* [PROBLEM] Among the lines below, copy each one in which "glyph" appears.

* [EXERCISE DATA]

::::::

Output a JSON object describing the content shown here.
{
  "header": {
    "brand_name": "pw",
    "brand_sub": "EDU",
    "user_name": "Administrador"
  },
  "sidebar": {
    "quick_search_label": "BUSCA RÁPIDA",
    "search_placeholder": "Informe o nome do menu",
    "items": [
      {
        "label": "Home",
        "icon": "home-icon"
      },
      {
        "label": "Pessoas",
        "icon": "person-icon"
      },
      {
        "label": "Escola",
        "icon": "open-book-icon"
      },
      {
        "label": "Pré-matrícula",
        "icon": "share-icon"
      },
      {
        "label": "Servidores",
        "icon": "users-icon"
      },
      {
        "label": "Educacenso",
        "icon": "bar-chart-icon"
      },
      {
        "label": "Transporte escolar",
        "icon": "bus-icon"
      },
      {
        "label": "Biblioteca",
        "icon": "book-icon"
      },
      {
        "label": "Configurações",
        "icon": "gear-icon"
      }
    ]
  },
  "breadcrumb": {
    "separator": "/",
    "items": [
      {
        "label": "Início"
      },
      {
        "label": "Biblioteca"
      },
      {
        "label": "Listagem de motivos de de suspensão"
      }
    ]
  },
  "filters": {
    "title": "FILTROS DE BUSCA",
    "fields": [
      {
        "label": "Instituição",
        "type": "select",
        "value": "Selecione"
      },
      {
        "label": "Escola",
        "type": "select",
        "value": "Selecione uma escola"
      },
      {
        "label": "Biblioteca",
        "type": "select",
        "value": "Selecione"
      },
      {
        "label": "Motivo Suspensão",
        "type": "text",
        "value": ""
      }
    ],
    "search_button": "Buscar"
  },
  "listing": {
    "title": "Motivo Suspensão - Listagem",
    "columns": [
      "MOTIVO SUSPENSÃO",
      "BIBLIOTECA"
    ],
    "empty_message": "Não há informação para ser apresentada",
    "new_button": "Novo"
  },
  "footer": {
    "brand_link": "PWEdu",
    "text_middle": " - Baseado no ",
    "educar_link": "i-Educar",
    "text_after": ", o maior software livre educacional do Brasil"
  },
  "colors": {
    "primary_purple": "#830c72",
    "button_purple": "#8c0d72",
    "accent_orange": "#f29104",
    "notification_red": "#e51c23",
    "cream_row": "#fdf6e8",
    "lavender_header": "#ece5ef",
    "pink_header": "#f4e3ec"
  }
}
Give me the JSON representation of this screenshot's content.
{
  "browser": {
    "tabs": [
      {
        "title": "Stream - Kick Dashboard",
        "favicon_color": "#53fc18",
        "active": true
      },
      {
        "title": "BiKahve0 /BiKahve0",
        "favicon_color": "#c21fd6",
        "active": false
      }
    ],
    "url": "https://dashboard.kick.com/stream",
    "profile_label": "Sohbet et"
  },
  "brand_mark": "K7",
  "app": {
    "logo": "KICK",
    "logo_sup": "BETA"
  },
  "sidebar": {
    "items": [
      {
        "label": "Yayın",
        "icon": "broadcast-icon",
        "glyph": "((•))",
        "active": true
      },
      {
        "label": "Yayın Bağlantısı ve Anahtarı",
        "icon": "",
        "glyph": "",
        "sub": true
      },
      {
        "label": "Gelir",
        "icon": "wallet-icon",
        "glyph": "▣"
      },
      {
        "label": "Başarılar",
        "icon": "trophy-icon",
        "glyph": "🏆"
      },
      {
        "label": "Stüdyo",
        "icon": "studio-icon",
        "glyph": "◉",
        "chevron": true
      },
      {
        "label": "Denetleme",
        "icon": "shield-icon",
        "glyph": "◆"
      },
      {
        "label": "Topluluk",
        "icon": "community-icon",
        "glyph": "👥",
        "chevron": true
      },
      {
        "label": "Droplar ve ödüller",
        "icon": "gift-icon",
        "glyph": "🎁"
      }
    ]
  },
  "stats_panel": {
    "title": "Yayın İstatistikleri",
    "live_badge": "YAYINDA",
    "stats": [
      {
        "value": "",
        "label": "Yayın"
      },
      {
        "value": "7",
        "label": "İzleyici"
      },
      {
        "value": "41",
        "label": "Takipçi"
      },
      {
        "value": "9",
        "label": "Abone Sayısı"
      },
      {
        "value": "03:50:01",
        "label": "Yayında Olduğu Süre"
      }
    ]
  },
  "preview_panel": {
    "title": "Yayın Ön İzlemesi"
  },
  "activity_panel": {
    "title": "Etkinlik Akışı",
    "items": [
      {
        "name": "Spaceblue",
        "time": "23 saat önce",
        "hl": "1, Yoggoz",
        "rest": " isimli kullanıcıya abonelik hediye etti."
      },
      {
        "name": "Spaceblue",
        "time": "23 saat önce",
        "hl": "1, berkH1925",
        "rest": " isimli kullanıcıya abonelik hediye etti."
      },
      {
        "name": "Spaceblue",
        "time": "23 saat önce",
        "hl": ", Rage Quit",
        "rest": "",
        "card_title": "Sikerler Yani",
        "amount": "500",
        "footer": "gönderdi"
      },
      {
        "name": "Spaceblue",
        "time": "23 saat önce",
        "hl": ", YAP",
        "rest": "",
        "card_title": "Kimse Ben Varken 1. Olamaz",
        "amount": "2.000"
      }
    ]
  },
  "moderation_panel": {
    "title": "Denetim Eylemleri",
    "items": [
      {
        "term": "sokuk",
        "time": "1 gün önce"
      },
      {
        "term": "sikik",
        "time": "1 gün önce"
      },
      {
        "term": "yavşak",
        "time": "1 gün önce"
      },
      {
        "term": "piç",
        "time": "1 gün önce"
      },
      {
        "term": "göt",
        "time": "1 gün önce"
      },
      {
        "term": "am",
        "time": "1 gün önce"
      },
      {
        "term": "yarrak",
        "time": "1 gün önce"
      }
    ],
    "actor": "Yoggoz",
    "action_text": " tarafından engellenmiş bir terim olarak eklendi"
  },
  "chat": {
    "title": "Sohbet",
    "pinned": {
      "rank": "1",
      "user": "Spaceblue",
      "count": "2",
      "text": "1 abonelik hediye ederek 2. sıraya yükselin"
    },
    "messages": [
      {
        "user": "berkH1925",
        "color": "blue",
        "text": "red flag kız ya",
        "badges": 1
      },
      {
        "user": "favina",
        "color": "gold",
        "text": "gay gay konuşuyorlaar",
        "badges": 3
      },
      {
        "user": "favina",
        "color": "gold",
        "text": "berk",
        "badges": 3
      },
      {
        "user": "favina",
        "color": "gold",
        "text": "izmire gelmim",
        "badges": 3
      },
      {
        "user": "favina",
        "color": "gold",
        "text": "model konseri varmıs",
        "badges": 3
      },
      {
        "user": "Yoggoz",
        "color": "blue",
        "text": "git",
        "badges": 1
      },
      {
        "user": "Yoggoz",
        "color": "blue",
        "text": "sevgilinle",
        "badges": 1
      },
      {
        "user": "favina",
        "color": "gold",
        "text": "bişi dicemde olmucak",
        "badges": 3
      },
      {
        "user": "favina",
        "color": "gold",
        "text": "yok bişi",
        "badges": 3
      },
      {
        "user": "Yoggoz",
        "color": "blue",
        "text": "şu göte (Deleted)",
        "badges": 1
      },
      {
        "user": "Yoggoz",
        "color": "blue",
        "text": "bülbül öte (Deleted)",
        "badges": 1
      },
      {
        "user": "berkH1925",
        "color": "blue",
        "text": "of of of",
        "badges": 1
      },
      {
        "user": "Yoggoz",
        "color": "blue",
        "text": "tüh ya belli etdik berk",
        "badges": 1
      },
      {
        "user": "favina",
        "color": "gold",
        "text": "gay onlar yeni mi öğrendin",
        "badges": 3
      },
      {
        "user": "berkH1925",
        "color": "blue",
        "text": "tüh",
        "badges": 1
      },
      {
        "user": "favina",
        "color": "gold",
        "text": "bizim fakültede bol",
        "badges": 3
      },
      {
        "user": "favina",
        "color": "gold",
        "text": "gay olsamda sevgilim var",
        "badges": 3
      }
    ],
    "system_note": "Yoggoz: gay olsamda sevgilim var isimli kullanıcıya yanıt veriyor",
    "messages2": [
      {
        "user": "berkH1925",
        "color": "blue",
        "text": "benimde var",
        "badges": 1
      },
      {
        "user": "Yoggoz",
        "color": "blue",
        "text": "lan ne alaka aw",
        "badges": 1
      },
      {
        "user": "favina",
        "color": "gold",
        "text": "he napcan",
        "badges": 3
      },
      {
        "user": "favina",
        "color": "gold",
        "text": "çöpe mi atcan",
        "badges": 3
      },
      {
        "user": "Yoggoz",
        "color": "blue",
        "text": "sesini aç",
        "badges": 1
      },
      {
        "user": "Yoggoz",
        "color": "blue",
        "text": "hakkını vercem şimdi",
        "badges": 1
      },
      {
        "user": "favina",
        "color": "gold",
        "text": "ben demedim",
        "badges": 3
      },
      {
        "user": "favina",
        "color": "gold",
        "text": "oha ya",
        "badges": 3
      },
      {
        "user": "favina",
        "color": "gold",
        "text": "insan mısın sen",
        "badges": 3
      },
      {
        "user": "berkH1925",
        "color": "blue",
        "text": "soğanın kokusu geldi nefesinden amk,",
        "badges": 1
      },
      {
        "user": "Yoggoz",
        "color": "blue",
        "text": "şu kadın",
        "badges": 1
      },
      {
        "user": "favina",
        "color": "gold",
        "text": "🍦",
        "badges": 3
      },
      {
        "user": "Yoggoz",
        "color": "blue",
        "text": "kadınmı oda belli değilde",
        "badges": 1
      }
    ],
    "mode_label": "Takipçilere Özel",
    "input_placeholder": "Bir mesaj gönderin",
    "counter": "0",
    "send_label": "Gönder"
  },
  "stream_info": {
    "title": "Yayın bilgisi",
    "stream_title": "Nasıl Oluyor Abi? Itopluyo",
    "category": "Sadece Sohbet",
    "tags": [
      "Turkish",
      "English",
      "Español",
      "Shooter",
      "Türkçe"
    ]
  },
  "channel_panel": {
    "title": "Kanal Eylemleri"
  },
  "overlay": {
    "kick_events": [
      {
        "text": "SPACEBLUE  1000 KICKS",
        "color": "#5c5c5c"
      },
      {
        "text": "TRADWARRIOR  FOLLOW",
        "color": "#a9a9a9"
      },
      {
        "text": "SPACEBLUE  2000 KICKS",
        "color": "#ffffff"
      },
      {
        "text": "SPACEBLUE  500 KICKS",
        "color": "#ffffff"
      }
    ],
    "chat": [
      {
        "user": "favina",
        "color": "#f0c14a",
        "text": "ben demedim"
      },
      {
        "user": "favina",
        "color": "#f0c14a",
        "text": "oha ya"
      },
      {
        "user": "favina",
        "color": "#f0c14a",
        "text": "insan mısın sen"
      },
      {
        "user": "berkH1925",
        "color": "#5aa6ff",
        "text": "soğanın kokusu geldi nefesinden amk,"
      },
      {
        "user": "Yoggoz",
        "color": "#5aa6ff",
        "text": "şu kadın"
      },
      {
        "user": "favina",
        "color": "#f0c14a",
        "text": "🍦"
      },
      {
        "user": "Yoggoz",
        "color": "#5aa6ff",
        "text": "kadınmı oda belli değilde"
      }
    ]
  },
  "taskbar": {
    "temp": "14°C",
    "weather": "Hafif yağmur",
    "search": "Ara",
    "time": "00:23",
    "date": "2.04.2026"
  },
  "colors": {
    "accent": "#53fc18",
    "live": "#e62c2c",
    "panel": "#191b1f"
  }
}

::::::

* [ANSWER TO THE PROBLEM]
        "glyph": "((•))",
        "glyph": "",
        "glyph": "▣"
        "glyph": "🏆"
        "glyph": "◉",
        "glyph": "◆"
        "glyph": "👥",
        "glyph": "🎁"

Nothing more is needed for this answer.